ASSIGNED TASK -
Pull every line from the records that has the word "subtitle" in it.
=== Begin Enclosure ===
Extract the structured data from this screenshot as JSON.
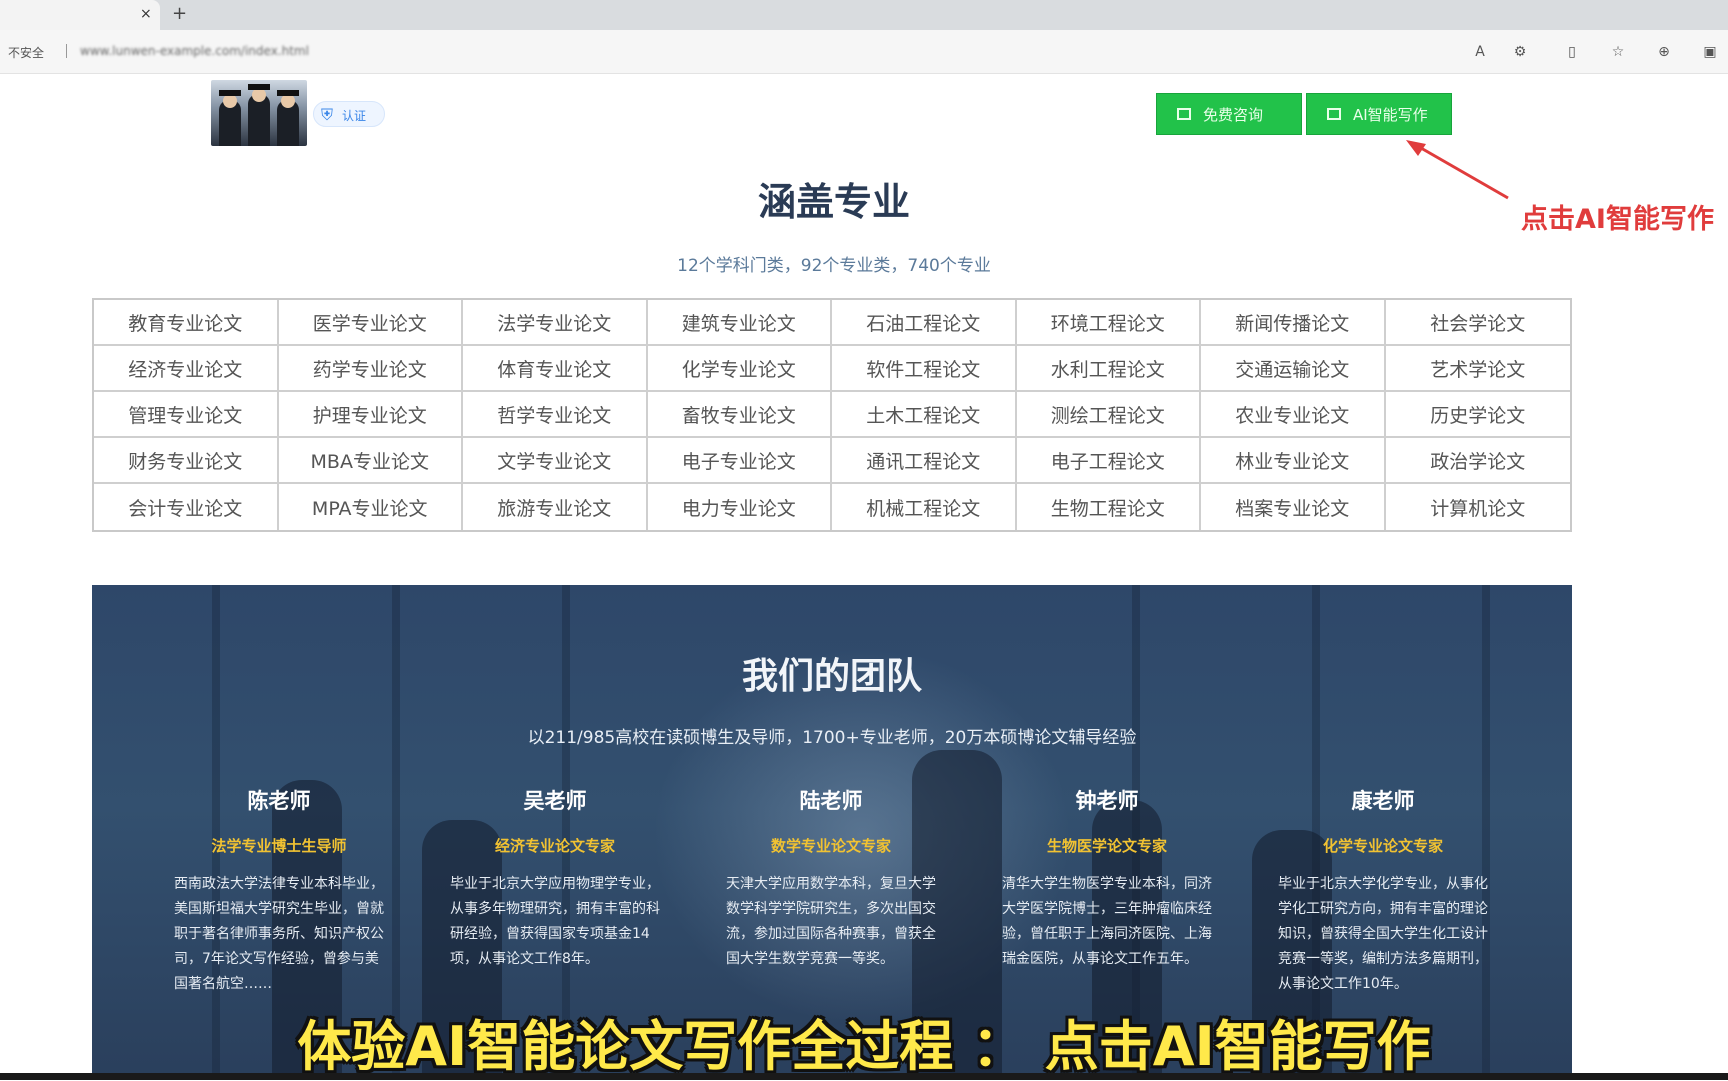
{
  "browser": {
    "tab_close": "×",
    "tab_new": "+",
    "secure_label": "不安全",
    "url": "www.lunwen-example.com/index.html"
  },
  "header": {
    "badge_text": "认证",
    "btn_free": "免费咨询",
    "btn_ai": "AI智能写作"
  },
  "annotation": {
    "text": "点击AI智能写作",
    "color": "#e03c3c"
  },
  "majors": {
    "title": "涵盖专业",
    "subtitle": "12个学科门类，92个专业类，740个专业",
    "items": [
      "教育专业论文",
      "医学专业论文",
      "法学专业论文",
      "建筑专业论文",
      "石油工程论文",
      "环境工程论文",
      "新闻传播论文",
      "社会学论文",
      "经济专业论文",
      "药学专业论文",
      "体育专业论文",
      "化学专业论文",
      "软件工程论文",
      "水利工程论文",
      "交通运输论文",
      "艺术学论文",
      "管理专业论文",
      "护理专业论文",
      "哲学专业论文",
      "畜牧专业论文",
      "土木工程论文",
      "测绘工程论文",
      "农业专业论文",
      "历史学论文",
      "财务专业论文",
      "MBA专业论文",
      "文学专业论文",
      "电子专业论文",
      "通讯工程论文",
      "电子工程论文",
      "林业专业论文",
      "政治学论文",
      "会计专业论文",
      "MPA专业论文",
      "旅游专业论文",
      "电力专业论文",
      "机械工程论文",
      "生物工程论文",
      "档案专业论文",
      "计算机论文"
    ]
  },
  "team": {
    "title": "我们的团队",
    "subtitle": "以211/985高校在读硕博生及导师，1700+专业老师，20万本硕博论文辅导经验",
    "members": [
      {
        "name": "陈老师",
        "role": "法学专业博士生导师",
        "desc": "西南政法大学法律专业本科毕业，美国斯坦福大学研究生毕业，曾就职于著名律师事务所、知识产权公司，7年论文写作经验，曾参与美国著名航空……"
      },
      {
        "name": "吴老师",
        "role": "经济专业论文专家",
        "desc": "毕业于北京大学应用物理学专业，从事多年物理研究，拥有丰富的科研经验，曾获得国家专项基金14项，从事论文工作8年。"
      },
      {
        "name": "陆老师",
        "role": "数学专业论文专家",
        "desc": "天津大学应用数学本科，复旦大学数学科学学院研究生，多次出国交流，参加过国际各种赛事，曾获全国大学生数学竞赛一等奖。"
      },
      {
        "name": "钟老师",
        "role": "生物医学论文专家",
        "desc": "清华大学生物医学专业本科，同济大学医学院博士，三年肿瘤临床经验，曾任职于上海同济医院、上海瑞金医院，从事论文工作五年。"
      },
      {
        "name": "康老师",
        "role": "化学专业论文专家",
        "desc": "毕业于北京大学化学专业，从事化学化工研究方向，拥有丰富的理论知识，曾获得全国大学生化工设计竞赛一等奖，编制方法多篇期刊，从事论文工作10年。"
      }
    ]
  },
  "caption": "体验AI智能论文写作全过程 ： 点击AI智能写作"
}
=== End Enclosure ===
EXERCISE RESPONSE -
    "subtitle": "12个学科门类，92个专业类，740个专业",
    "subtitle": "以211/985高校在读硕博生及导师，1700+专业老师，20万本硕博论文辅导经验",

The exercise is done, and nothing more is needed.